DATA RECORDS:
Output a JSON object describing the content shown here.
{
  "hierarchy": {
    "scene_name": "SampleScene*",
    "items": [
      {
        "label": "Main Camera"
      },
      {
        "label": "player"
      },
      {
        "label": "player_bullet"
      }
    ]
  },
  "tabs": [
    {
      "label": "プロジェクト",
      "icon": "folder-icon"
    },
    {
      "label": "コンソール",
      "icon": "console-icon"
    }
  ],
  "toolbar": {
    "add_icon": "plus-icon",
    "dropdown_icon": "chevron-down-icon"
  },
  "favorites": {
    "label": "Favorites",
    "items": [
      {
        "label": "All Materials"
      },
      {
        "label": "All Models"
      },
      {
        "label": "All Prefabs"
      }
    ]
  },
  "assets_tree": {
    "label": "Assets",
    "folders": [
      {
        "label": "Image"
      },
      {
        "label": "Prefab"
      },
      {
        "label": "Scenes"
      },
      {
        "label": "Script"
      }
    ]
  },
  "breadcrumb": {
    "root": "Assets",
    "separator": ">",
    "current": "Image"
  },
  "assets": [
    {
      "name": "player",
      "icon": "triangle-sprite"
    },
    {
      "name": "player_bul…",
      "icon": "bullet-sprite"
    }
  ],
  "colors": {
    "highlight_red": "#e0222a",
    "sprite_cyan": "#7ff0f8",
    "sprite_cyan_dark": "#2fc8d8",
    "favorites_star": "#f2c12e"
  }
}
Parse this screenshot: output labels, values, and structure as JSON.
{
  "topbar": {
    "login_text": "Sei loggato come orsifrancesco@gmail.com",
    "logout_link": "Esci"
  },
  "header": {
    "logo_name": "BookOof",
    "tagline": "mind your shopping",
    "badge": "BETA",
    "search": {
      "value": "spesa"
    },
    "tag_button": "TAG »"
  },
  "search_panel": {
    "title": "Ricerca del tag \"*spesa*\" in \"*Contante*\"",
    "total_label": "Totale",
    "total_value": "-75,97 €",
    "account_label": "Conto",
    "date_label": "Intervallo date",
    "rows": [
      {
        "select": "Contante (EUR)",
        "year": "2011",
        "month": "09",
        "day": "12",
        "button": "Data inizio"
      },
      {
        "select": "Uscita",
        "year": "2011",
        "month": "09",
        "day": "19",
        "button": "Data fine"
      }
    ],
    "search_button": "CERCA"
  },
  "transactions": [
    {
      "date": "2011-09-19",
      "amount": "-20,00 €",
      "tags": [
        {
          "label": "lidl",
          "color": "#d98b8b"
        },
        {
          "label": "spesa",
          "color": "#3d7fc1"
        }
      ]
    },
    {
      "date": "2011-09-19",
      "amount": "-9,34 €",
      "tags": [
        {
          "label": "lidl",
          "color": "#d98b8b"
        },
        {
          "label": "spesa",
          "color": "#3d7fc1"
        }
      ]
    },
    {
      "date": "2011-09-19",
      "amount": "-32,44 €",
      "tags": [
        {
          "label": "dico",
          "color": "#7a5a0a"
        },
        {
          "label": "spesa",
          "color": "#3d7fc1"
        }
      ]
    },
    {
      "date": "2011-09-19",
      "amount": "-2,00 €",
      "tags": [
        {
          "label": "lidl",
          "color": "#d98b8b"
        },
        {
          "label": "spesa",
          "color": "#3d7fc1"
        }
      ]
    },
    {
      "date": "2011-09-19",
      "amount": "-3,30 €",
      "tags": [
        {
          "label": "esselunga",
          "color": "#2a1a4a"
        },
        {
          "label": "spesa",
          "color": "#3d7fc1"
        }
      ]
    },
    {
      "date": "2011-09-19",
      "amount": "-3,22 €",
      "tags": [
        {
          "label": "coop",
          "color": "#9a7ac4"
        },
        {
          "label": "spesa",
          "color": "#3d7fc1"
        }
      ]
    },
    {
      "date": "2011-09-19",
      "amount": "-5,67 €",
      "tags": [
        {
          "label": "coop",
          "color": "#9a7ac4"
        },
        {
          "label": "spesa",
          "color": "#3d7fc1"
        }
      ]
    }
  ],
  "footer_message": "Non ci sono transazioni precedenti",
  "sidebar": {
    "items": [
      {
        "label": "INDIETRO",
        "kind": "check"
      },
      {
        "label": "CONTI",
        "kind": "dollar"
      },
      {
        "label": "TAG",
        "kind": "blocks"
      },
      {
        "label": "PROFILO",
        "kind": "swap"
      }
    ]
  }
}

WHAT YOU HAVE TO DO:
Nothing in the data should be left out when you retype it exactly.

EXPECTED ANSWER:
Output a JSON object describing the content shown here.
{
  "hierarchy": {
    "scene_name": "SampleScene*",
    "items": [
      {
        "label": "Main Camera"
      },
      {
        "label": "player"
      },
      {
        "label": "player_bullet"
      }
    ]
  },
  "tabs": [
    {
      "label": "プロジェクト",
      "icon": "folder-icon"
    },
    {
      "label": "コンソール",
      "icon": "console-icon"
    }
  ],
  "toolbar": {
    "add_icon": "plus-icon",
    "dropdown_icon": "chevron-down-icon"
  },
  "favorites": {
    "label": "Favorites",
    "items": [
      {
        "label": "All Materials"
      },
      {
        "label": "All Models"
      },
      {
        "label": "All Prefabs"
      }
    ]
  },
  "assets_tree": {
    "label": "Assets",
    "folders": [
      {
        "label": "Image"
      },
      {
        "label": "Prefab"
      },
      {
        "label": "Scenes"
      },
      {
        "label": "Script"
      }
    ]
  },
  "breadcrumb": {
    "root": "Assets",
    "separator": ">",
    "current": "Image"
  },
  "assets": [
    {
      "name": "player",
      "icon": "triangle-sprite"
    },
    {
      "name": "player_bul…",
      "icon": "bullet-sprite"
    }
  ],
  "colors": {
    "highlight_red": "#e0222a",
    "sprite_cyan": "#7ff0f8",
    "sprite_cyan_dark": "#2fc8d8",
    "favorites_star": "#f2c12e"
  }
}
Parse this screenshot: output labels, values, and structure as JSON.
{
  "topbar": {
    "login_text": "Sei loggato come orsifrancesco@gmail.com",
    "logout_link": "Esci"
  },
  "header": {
    "logo_name": "BookOof",
    "tagline": "mind your shopping",
    "badge": "BETA",
    "search": {
      "value": "spesa"
    },
    "tag_button": "TAG »"
  },
  "search_panel": {
    "title": "Ricerca del tag \"*spesa*\" in \"*Contante*\"",
    "total_label": "Totale",
    "total_value": "-75,97 €",
    "account_label": "Conto",
    "date_label": "Intervallo date",
    "rows": [
      {
        "select": "Contante (EUR)",
        "year": "2011",
        "month": "09",
        "day": "12",
        "button": "Data inizio"
      },
      {
        "select": "Uscita",
        "year": "2011",
        "month": "09",
        "day": "19",
        "button": "Data fine"
      }
    ],
    "search_button": "CERCA"
  },
  "transactions": [
    {
      "date": "2011-09-19",
      "amount": "-20,00 €",
      "tags": [
        {
          "label": "lidl",
          "color": "#d98b8b"
        },
        {
          "label": "spesa",
          "color": "#3d7fc1"
        }
      ]
    },
    {
      "date": "2011-09-19",
      "amount": "-9,34 €",
      "tags": [
        {
          "label": "lidl",
          "color": "#d98b8b"
        },
        {
          "label": "spesa",
          "color": "#3d7fc1"
        }
      ]
    },
    {
      "date": "2011-09-19",
      "amount": "-32,44 €",
      "tags": [
        {
          "label": "dico",
          "color": "#7a5a0a"
        },
        {
          "label": "spesa",
          "color": "#3d7fc1"
        }
      ]
    },
    {
      "date": "2011-09-19",
      "amount": "-2,00 €",
      "tags": [
        {
          "label": "lidl",
          "color": "#d98b8b"
        },
        {
          "label": "spesa",
          "color": "#3d7fc1"
        }
      ]
    },
    {
      "date": "2011-09-19",
      "amount": "-3,30 €",
      "tags": [
        {
          "label": "esselunga",
          "color": "#2a1a4a"
        },
        {
          "label": "spesa",
          "color": "#3d7fc1"
        }
      ]
    },
    {
      "date": "2011-09-19",
      "amount": "-3,22 €",
      "tags": [
        {
          "label": "coop",
          "color": "#9a7ac4"
        },
        {
          "label": "spesa",
          "color": "#3d7fc1"
        }
      ]
    },
    {
      "date": "2011-09-19",
      "amount": "-5,67 €",
      "tags": [
        {
          "label": "coop",
          "color": "#9a7ac4"
        },
        {
          "label": "spesa",
          "color": "#3d7fc1"
        }
      ]
    }
  ],
  "footer_message": "Non ci sono transazioni precedenti",
  "sidebar": {
    "items": [
      {
        "label": "INDIETRO",
        "kind": "check"
      },
      {
        "label": "CONTI",
        "kind": "dollar"
      },
      {
        "label": "TAG",
        "kind": "blocks"
      },
      {
        "label": "PROFILO",
        "kind": "swap"
      }
    ]
  }
}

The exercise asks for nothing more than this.